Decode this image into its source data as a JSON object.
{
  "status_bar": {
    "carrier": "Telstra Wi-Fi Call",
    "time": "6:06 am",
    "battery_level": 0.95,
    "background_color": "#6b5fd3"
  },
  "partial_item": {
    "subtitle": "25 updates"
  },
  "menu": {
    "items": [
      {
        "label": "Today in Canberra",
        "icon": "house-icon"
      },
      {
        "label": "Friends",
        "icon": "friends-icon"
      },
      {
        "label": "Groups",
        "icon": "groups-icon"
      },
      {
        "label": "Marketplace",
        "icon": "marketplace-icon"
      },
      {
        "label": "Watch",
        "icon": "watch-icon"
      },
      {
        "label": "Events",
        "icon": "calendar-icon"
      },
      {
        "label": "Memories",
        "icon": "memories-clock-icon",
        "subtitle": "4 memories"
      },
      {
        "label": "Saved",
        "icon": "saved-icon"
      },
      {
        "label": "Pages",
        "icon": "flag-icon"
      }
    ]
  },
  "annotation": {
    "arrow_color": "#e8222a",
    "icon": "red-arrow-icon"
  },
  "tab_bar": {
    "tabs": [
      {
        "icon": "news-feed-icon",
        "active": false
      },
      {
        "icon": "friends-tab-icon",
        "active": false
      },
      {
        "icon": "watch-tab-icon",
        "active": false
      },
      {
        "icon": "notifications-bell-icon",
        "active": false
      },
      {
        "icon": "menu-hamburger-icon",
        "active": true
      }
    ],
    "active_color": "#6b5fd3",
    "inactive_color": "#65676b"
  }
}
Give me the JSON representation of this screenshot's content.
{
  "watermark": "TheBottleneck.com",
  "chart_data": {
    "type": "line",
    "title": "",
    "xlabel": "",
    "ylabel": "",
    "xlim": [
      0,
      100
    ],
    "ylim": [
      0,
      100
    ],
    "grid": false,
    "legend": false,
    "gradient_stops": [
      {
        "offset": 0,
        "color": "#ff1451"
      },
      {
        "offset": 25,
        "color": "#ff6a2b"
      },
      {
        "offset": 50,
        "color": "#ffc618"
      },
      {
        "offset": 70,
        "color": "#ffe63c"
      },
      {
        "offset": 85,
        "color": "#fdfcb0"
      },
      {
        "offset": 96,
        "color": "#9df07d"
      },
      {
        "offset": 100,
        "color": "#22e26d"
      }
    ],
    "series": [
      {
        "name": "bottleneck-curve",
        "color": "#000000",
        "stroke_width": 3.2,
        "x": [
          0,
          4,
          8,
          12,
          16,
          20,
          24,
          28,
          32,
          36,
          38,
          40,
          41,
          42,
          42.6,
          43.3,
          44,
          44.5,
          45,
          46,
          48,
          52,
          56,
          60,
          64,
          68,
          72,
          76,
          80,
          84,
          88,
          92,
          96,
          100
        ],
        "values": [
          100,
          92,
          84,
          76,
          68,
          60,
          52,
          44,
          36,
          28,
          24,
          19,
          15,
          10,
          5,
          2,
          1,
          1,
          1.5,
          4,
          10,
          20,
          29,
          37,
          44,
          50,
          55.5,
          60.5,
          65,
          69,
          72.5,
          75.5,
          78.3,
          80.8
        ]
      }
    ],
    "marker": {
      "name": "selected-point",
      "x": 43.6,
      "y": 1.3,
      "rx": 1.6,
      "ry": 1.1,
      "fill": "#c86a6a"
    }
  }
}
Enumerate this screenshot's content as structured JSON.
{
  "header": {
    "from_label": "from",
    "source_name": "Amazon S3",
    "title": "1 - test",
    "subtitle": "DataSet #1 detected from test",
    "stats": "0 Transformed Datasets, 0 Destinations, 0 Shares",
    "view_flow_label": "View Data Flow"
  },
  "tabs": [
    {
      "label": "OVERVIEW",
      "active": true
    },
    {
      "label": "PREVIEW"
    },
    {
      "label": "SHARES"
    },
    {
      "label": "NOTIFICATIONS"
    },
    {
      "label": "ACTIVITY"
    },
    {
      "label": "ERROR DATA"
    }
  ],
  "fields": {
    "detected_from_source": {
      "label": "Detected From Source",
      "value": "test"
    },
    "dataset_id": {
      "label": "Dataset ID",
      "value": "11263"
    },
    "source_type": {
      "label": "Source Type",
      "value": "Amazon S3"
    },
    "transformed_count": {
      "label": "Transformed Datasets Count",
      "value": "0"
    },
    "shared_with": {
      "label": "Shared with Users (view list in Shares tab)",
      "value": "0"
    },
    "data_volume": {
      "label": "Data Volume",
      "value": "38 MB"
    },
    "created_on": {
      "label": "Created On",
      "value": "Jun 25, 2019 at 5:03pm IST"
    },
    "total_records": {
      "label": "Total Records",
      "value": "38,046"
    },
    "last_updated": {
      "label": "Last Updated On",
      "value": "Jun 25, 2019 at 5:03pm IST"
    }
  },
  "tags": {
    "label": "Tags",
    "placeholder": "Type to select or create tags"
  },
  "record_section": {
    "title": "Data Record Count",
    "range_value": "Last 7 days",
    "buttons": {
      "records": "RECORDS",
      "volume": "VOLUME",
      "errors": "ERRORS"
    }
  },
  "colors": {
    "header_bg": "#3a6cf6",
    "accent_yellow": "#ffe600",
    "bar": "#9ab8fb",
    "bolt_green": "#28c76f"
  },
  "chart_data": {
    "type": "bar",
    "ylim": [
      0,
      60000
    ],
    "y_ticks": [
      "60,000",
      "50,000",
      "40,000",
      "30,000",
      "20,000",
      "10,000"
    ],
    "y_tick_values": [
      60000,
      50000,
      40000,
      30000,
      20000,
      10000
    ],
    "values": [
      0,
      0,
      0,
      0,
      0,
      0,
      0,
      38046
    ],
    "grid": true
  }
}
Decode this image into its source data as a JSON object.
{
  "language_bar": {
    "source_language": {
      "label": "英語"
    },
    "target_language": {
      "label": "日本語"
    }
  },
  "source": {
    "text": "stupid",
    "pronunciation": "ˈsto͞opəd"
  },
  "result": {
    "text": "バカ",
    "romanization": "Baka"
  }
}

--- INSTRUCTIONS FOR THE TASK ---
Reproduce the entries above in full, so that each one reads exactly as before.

--- RESPONSE ---
Decode this image into its source data as a JSON object.
{
  "status_bar": {
    "carrier": "Telstra Wi-Fi Call",
    "time": "6:06 am",
    "battery_level": 0.95,
    "background_color": "#6b5fd3"
  },
  "partial_item": {
    "subtitle": "25 updates"
  },
  "menu": {
    "items": [
      {
        "label": "Today in Canberra",
        "icon": "house-icon"
      },
      {
        "label": "Friends",
        "icon": "friends-icon"
      },
      {
        "label": "Groups",
        "icon": "groups-icon"
      },
      {
        "label": "Marketplace",
        "icon": "marketplace-icon"
      },
      {
        "label": "Watch",
        "icon": "watch-icon"
      },
      {
        "label": "Events",
        "icon": "calendar-icon"
      },
      {
        "label": "Memories",
        "icon": "memories-clock-icon",
        "subtitle": "4 memories"
      },
      {
        "label": "Saved",
        "icon": "saved-icon"
      },
      {
        "label": "Pages",
        "icon": "flag-icon"
      }
    ]
  },
  "annotation": {
    "arrow_color": "#e8222a",
    "icon": "red-arrow-icon"
  },
  "tab_bar": {
    "tabs": [
      {
        "icon": "news-feed-icon",
        "active": false
      },
      {
        "icon": "friends-tab-icon",
        "active": false
      },
      {
        "icon": "watch-tab-icon",
        "active": false
      },
      {
        "icon": "notifications-bell-icon",
        "active": false
      },
      {
        "icon": "menu-hamburger-icon",
        "active": true
      }
    ],
    "active_color": "#6b5fd3",
    "inactive_color": "#65676b"
  }
}
Give me the JSON representation of this screenshot's content.
{
  "watermark": "TheBottleneck.com",
  "chart_data": {
    "type": "line",
    "title": "",
    "xlabel": "",
    "ylabel": "",
    "xlim": [
      0,
      100
    ],
    "ylim": [
      0,
      100
    ],
    "grid": false,
    "legend": false,
    "gradient_stops": [
      {
        "offset": 0,
        "color": "#ff1451"
      },
      {
        "offset": 25,
        "color": "#ff6a2b"
      },
      {
        "offset": 50,
        "color": "#ffc618"
      },
      {
        "offset": 70,
        "color": "#ffe63c"
      },
      {
        "offset": 85,
        "color": "#fdfcb0"
      },
      {
        "offset": 96,
        "color": "#9df07d"
      },
      {
        "offset": 100,
        "color": "#22e26d"
      }
    ],
    "series": [
      {
        "name": "bottleneck-curve",
        "color": "#000000",
        "stroke_width": 3.2,
        "x": [
          0,
          4,
          8,
          12,
          16,
          20,
          24,
          28,
          32,
          36,
          38,
          40,
          41,
          42,
          42.6,
          43.3,
          44,
          44.5,
          45,
          46,
          48,
          52,
          56,
          60,
          64,
          68,
          72,
          76,
          80,
          84,
          88,
          92,
          96,
          100
        ],
        "values": [
          100,
          92,
          84,
          76,
          68,
          60,
          52,
          44,
          36,
          28,
          24,
          19,
          15,
          10,
          5,
          2,
          1,
          1,
          1.5,
          4,
          10,
          20,
          29,
          37,
          44,
          50,
          55.5,
          60.5,
          65,
          69,
          72.5,
          75.5,
          78.3,
          80.8
        ]
      }
    ],
    "marker": {
      "name": "selected-point",
      "x": 43.6,
      "y": 1.3,
      "rx": 1.6,
      "ry": 1.1,
      "fill": "#c86a6a"
    }
  }
}
Enumerate this screenshot's content as structured JSON.
{
  "header": {
    "from_label": "from",
    "source_name": "Amazon S3",
    "title": "1 - test",
    "subtitle": "DataSet #1 detected from test",
    "stats": "0 Transformed Datasets, 0 Destinations, 0 Shares",
    "view_flow_label": "View Data Flow"
  },
  "tabs": [
    {
      "label": "OVERVIEW",
      "active": true
    },
    {
      "label": "PREVIEW"
    },
    {
      "label": "SHARES"
    },
    {
      "label": "NOTIFICATIONS"
    },
    {
      "label": "ACTIVITY"
    },
    {
      "label": "ERROR DATA"
    }
  ],
  "fields": {
    "detected_from_source": {
      "label": "Detected From Source",
      "value": "test"
    },
    "dataset_id": {
      "label": "Dataset ID",
      "value": "11263"
    },
    "source_type": {
      "label": "Source Type",
      "value": "Amazon S3"
    },
    "transformed_count": {
      "label": "Transformed Datasets Count",
      "value": "0"
    },
    "shared_with": {
      "label": "Shared with Users (view list in Shares tab)",
      "value": "0"
    },
    "data_volume": {
      "label": "Data Volume",
      "value": "38 MB"
    },
    "created_on": {
      "label": "Created On",
      "value": "Jun 25, 2019 at 5:03pm IST"
    },
    "total_records": {
      "label": "Total Records",
      "value": "38,046"
    },
    "last_updated": {
      "label": "Last Updated On",
      "value": "Jun 25, 2019 at 5:03pm IST"
    }
  },
  "tags": {
    "label": "Tags",
    "placeholder": "Type to select or create tags"
  },
  "record_section": {
    "title": "Data Record Count",
    "range_value": "Last 7 days",
    "buttons": {
      "records": "RECORDS",
      "volume": "VOLUME",
      "errors": "ERRORS"
    }
  },
  "colors": {
    "header_bg": "#3a6cf6",
    "accent_yellow": "#ffe600",
    "bar": "#9ab8fb",
    "bolt_green": "#28c76f"
  },
  "chart_data": {
    "type": "bar",
    "ylim": [
      0,
      60000
    ],
    "y_ticks": [
      "60,000",
      "50,000",
      "40,000",
      "30,000",
      "20,000",
      "10,000"
    ],
    "y_tick_values": [
      60000,
      50000,
      40000,
      30000,
      20000,
      10000
    ],
    "values": [
      0,
      0,
      0,
      0,
      0,
      0,
      0,
      38046
    ],
    "grid": true
  }
}
Decode this image into its source data as a JSON object.
{
  "language_bar": {
    "source_language": {
      "label": "英語"
    },
    "target_language": {
      "label": "日本語"
    }
  },
  "source": {
    "text": "stupid",
    "pronunciation": "ˈsto͞opəd"
  },
  "result": {
    "text": "バカ",
    "romanization": "Baka"
  }
}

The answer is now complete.